The phrase 'rule of law' was popularised by the jurist and constitutional theoretician A. V. Dicey in the nineteenth century, which was a period when states around the world were grappling with how to balance industrialisation and increasingly urban populations with the need for effective and efficient systems of governance. The impact of European colonialism was also being felt, with many questioning the limits of state power and the authority that the state had to interfere with the rights and property of the individual.

Dicey's Three Elements of the Rule of Law[edit | edit source]

In Dicey's Introduction to the Study of the Constitution (1885), the author sets out three elements which make the Rule of Law the basis of the UK's unwritten constitution.

No Arbitrary Law[edit | edit source]

In Dicey's view, there could be no punishment for an act not forbidden by the law enforced by the ordinary courts of the land. Therefore, there can be no punishment issued by the executive or legislature. Punishment is reserved for the courts after a finding of guilt.

This is a restriction on the ability of the executive to arbitrarily detain and punish those who it sees as a threat, a common feature of authoritarian regimes.

Equality Before the Law[edit | edit source]

In his second element of the rule of law, Dicey set out the idea that nobody is exempt from the law, regardless of rank or status. The citizens of the state are subject to the same laws as those who run it.

The Ordinary Law of the Land is the Constitution[edit | edit source]

Rather than a written constitution setting out the rights of citizens, Dicey's view that, in the UK at least, these rights are better protected through ordinary law. Where a risk of a breach of a fundamental right is present, it is the job of the ordinary law of the land to guard against it rather than a constitutional document. This was seen as a more effective form of protecting rights, as courts can enforce the law in specific areas much more powerfully than they can apply abstract constitutional principles.

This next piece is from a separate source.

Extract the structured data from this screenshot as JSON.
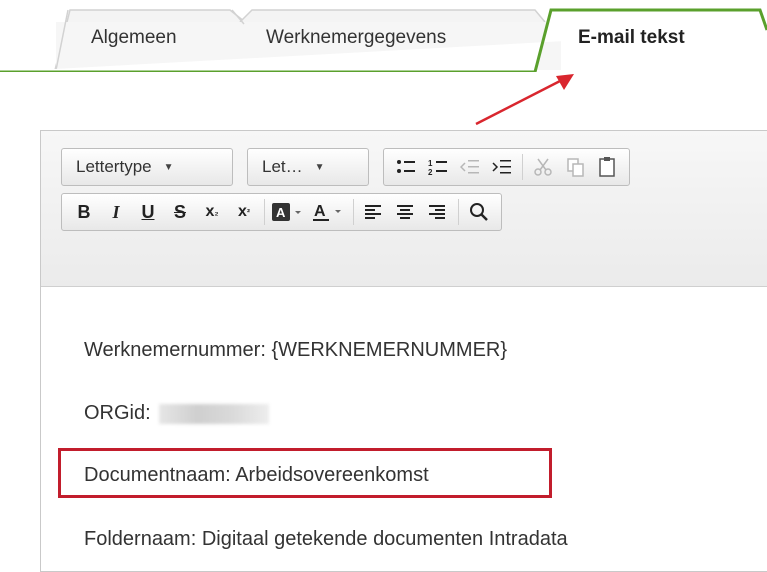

Key Cases on the Rule of Law[edit | edit source]

The Rule of Law Today[edit | edit source]